Our most recent event was the 2nd in the cycle – the kids met in the spring at Davis, and we have a chance to do more learning together, this time at Marist in November. In the midst of a crazy fall, there were oases of awesome – meeting with the Marist partners to plan a really great program for our students. Last year’s Sukkot-based programming wasn’t going to work (but oh, how I wanted them to stand in a rectangle around a football field once more, arms around each other, building their own Interfaith sukkat shalom, shelter of peace…), but Thanksgiving was coming soon and that gave us plenty of material.
My partner at Marist, a teacher named Mrs. Justus, is one of those teachers who is just filled with ideas and excitement. I am forever toting a Diet Coke, and she’s like a Mentos candy – once we start talking about Interfaith, the ideas are overflowing. In one meeting, we discovered the commonalities between Birkat HaMazon (the grace after meals) and Eucharist, which is the Mass ceremony, where the host – the unleavened communion wafer – and wine are consumed by Catholic worshippers. We talked about the language used in worship, and looped in idea for a translation activity. I went home with Missalettes, which are like Catholic Siddurim, or prayer books.

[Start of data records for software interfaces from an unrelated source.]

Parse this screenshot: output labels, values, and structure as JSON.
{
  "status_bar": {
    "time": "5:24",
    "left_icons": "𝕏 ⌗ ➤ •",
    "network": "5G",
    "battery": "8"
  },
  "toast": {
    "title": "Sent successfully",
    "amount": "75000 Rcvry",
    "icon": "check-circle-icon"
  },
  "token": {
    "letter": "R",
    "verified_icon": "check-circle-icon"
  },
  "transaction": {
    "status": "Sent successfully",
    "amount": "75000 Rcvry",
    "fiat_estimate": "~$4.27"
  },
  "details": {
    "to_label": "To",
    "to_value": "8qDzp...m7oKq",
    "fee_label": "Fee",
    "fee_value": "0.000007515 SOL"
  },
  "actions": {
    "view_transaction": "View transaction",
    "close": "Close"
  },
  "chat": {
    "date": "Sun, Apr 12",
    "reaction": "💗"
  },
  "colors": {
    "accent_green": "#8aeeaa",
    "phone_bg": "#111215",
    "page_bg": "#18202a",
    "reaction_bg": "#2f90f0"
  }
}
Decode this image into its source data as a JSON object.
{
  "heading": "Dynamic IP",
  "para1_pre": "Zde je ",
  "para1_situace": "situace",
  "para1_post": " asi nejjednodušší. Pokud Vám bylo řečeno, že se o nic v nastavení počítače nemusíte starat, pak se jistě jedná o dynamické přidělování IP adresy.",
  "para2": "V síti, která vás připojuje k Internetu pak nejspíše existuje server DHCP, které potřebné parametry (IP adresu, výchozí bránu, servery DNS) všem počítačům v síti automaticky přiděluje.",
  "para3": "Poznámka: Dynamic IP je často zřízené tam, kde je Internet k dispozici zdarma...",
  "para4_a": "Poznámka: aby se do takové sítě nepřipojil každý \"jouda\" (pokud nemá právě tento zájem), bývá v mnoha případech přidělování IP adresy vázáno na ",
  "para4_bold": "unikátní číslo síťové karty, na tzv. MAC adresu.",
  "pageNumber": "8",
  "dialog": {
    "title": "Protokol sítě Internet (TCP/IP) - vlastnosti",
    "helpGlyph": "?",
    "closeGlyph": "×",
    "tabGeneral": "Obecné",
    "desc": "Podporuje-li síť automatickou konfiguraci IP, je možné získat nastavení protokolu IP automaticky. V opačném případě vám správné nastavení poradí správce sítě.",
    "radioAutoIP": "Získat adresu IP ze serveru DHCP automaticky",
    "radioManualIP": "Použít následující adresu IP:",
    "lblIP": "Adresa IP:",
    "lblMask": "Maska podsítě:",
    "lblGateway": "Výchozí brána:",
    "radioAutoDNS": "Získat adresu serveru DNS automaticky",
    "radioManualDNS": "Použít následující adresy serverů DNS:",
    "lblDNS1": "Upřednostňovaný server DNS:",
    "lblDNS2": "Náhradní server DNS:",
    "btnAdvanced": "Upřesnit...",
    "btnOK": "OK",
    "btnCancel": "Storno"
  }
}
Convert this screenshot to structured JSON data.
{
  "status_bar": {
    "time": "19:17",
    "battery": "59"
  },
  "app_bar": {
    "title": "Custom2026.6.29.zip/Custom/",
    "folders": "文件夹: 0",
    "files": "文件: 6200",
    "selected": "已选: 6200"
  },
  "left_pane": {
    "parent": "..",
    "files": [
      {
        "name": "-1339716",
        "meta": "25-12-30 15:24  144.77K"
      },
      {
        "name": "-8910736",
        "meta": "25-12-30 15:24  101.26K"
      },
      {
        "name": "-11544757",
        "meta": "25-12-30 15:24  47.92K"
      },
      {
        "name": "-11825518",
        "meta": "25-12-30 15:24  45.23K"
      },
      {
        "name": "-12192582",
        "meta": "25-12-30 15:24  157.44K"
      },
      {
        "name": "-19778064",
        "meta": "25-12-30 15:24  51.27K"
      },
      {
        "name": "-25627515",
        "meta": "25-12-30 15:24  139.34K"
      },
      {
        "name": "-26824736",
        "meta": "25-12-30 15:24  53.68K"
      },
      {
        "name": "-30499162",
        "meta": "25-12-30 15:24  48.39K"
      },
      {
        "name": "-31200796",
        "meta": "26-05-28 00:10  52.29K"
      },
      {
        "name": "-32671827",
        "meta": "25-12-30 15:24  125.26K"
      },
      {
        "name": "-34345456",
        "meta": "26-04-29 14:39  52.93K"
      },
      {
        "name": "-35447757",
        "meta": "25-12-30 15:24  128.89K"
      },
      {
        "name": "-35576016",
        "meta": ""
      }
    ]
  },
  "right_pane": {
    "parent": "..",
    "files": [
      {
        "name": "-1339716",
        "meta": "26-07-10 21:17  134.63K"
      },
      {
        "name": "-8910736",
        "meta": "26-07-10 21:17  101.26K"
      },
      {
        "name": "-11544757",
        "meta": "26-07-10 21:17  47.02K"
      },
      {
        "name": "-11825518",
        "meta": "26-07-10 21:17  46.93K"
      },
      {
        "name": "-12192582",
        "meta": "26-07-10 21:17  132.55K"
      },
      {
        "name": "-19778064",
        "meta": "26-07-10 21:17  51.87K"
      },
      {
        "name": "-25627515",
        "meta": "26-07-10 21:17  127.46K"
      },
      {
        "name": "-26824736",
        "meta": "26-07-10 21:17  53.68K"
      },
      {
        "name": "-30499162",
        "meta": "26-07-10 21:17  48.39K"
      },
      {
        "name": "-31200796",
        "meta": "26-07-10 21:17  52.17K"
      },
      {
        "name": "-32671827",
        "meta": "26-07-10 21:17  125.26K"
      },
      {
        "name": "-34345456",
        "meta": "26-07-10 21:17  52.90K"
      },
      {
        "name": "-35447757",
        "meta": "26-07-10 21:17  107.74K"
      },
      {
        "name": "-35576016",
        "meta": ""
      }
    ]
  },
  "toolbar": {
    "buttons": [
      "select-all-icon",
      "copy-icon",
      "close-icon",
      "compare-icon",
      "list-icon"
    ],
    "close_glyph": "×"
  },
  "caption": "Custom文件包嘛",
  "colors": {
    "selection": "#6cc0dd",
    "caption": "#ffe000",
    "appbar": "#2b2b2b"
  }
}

I loved them.
When we arrived at Marist, we had quite the day planned. Icebreakers were planned and enjoyed, and our students tentatively started to re-mingle, having only met for a single school day last April. They did a blessing activity based on MadLibs (which throws back to my first job out of college – in publishing!), finding similarities between Christian, Catholic, and Jewish blessings for before and after eating food. Students volunteered to open and close our shared lunch in their cafeteria, and then we continued with a translation activity.
Shema Yisrael is the foundational prayer of Judaism. Quoted directly from Deuteronomy 6:4, this text is also the basis for Jesus’s teachings. Marist students memorize it in their 7th grade religion class. Davis students recite it regularly in school from their very first year. Students read multiple translations – from the Jewish Publication Society’s to the Christian Good News Translation, and wrote their own translations. In the end, we constructed this prayer with words submitted by different groups. Groups sent up all sorts of words, such as calling God “Homie G to the D” (I’m barely paraphrasing) and “Allah”, and calling for attention in Latin!
And then, one group sent up “Trinity” for “Adonai” – the name for God. We’d asked them to have consensus in their group, making sure that all students were comfortable with the words they chose. Hearing the Shema translated, stating that the “Trinity is One” was a powerful moment. To the students, I said, “That is not the usual response a Judaics teacher expects.” That was our interfaith programming all in one moment. The understanding of different ideas of God, the acceptance that one person’s Trinity doesn’t line up with your single, formless God, the sharing of these ideas in a non-threatening environment.
After these activities, we learned so much about Catholicism – where another Interfaith partner, Mrs. Calabrese, briefly addressed the concept of the Trinity, and the inherent mystery of having a God who is one and also split into three – and then shared a prayer service.
We gave thanks that we were able to experience this amazing interfaith learning activity, and look forward to having more moments of gratitude and shared understanding.
Pronounced: shuh-MAH or SHMAH, Alternate Spellings: Sh’ma, Shma, Origin: Hebrew, the central prayer of Judaism, proclaiming God is one.